St John the Baptist, Clowne

 

History

St. John the Baptist - Clowne Parish Church was built in 1138.

For more than 870yrs.  Our Church has been a most important focal point of the  community of Clowne.  Originally a monastic foundation, situated adjacent to the Ridgeway route from Mansfield to Worksop Priory, it provided comfort and shelter to many travellers.

At first dedicated as  “All  Saints”,  the Church was rededicated as “St. John the Baptist”   The  first Rector of the Parish was John M. Leyaster recorded in 1299  since then there have been 48 Rectors of St. John the Baptist Parish Church in Clowne.

The tower was added in the 15th century and bells installed in 1591, 1616 and 1812.  The limestone fabric and slate roof make the Church a most attractive, and popular venue,  particularly for weddings, baptisms and due to the generations of Clowne people who have worshipped at St. Johns, the Church is entrusted with many funerals and offers solace to the bereaved

The Church was extended during 1955 to generate additional space for the Sanctuary, Choir stalls and Organ.
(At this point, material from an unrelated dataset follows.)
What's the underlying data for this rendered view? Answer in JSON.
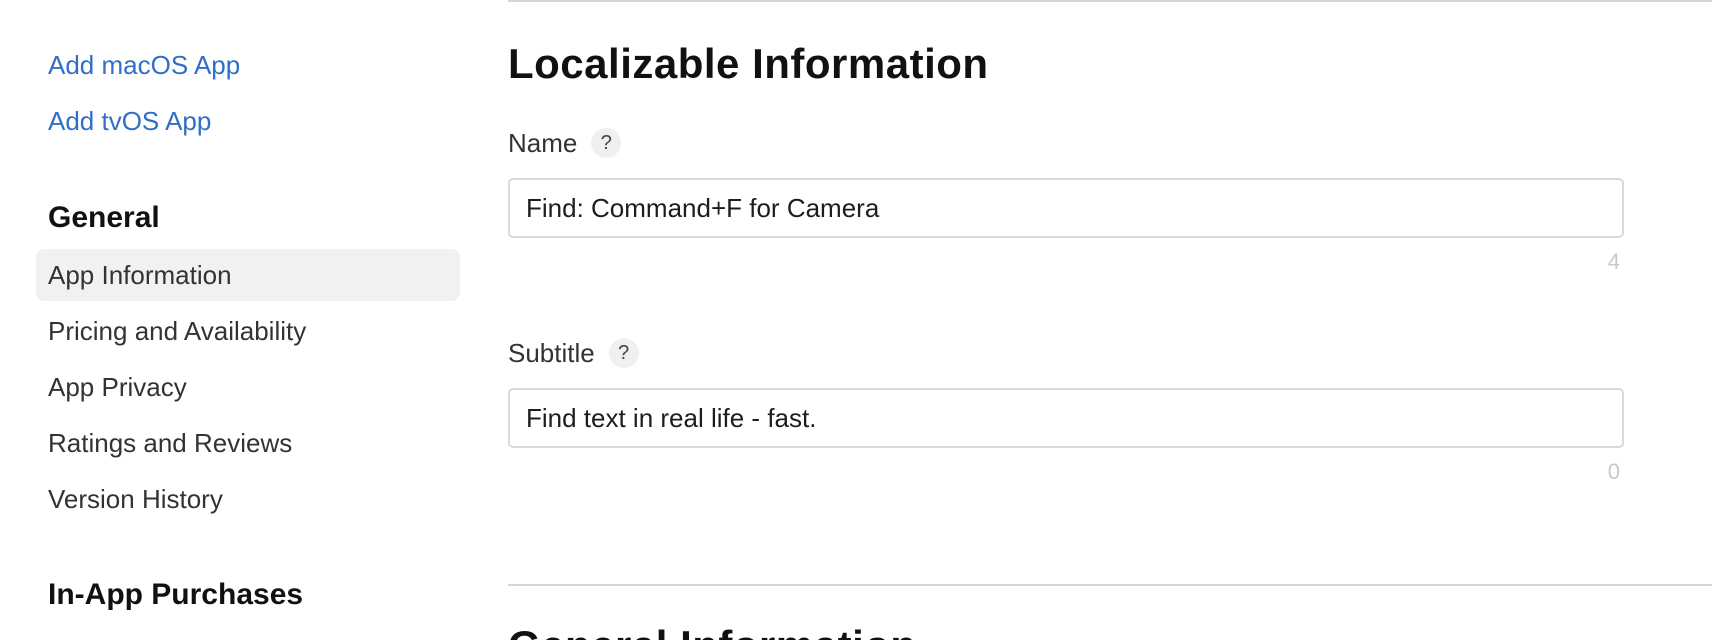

Also at this time two side Chapels were created, one as a Children’s Chapel the other a Miners Chapel in memory of the 80 local miners who lost their lives in the Creswell Colliery Disaster in September 1950. 

The significance of the event is featured on the stain glass windows within the Chapel.

Our Church also displays two paintings by Jean Baptiste Butatte - The Ten Commandments and The Ascension.